Exercise prompt:
Lines in the listing that hold the string "your" need to be tallied, and the total given alone.

Provided data:
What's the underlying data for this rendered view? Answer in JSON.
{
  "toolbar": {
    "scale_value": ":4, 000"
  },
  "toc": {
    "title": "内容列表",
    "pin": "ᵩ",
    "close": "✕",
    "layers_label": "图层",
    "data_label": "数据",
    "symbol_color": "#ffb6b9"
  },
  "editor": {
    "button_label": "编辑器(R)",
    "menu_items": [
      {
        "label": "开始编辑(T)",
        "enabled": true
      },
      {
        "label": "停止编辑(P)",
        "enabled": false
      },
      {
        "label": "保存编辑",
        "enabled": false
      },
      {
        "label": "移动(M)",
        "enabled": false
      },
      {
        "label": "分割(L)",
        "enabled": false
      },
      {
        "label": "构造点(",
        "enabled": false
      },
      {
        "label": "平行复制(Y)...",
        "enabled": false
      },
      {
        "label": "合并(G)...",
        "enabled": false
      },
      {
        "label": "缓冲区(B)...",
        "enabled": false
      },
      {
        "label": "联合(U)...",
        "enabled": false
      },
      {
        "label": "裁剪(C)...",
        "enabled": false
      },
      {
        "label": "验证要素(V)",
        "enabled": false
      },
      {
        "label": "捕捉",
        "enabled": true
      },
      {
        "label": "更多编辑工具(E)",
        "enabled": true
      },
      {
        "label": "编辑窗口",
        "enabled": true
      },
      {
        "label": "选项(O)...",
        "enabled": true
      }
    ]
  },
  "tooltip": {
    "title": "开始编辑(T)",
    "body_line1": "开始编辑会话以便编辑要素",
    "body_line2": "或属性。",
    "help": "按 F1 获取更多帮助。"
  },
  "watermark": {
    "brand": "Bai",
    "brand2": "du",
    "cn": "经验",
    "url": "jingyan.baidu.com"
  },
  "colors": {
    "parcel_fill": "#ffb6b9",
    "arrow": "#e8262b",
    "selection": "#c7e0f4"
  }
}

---

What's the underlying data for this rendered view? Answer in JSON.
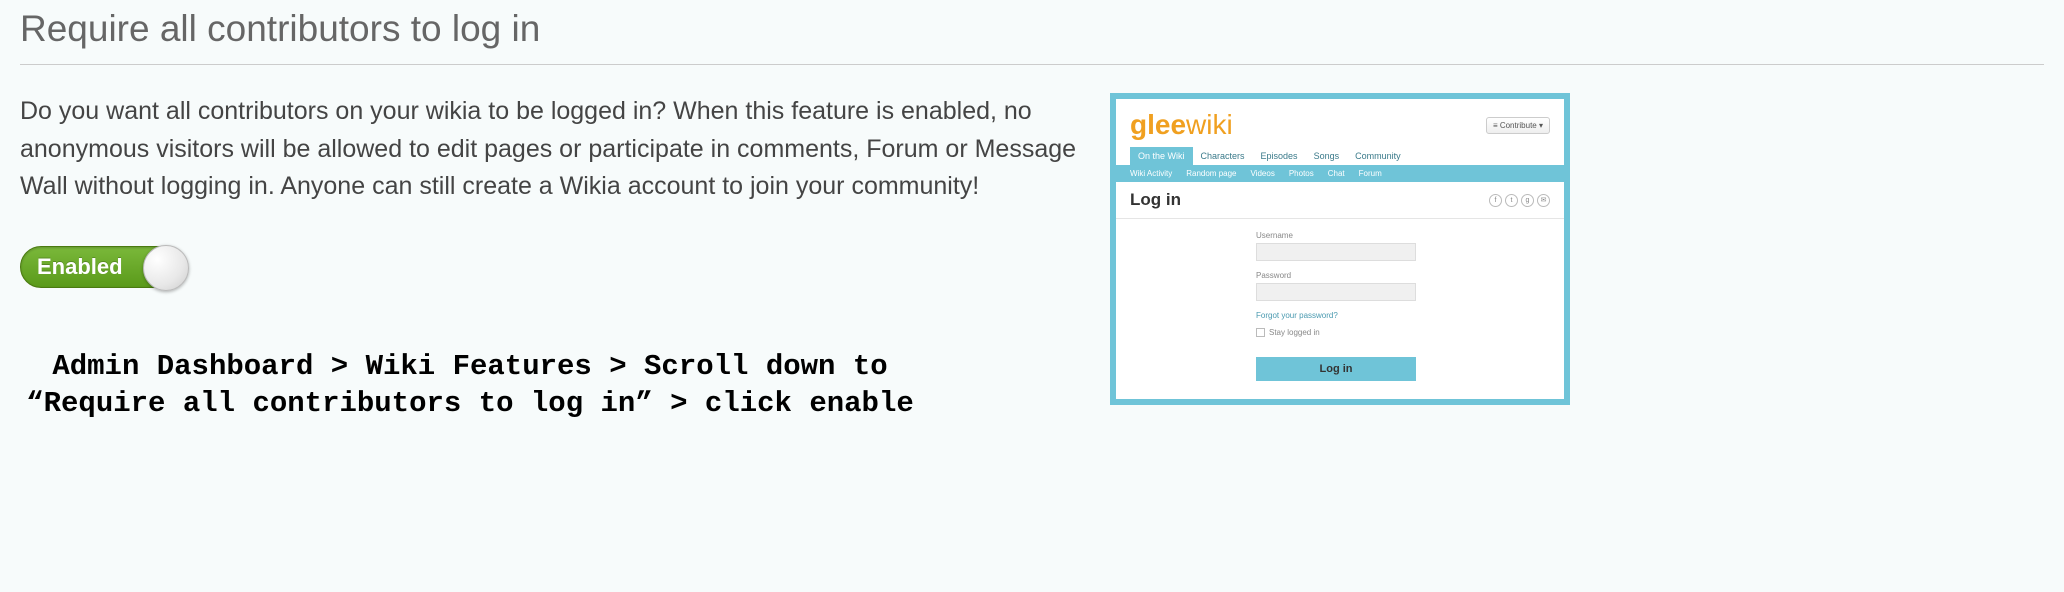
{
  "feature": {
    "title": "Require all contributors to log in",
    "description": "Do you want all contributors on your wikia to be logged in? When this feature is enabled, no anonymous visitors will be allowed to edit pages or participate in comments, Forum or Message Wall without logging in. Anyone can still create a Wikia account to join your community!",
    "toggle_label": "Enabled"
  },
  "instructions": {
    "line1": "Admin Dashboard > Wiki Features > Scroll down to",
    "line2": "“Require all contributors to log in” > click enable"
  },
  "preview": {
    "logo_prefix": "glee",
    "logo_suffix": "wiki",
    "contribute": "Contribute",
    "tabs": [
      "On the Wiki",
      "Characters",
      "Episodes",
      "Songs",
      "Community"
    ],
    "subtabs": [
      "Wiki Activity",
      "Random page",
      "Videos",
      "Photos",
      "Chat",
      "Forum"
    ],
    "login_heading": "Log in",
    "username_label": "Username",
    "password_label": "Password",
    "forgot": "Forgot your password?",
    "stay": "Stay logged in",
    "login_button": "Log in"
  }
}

Solution to this problem:
2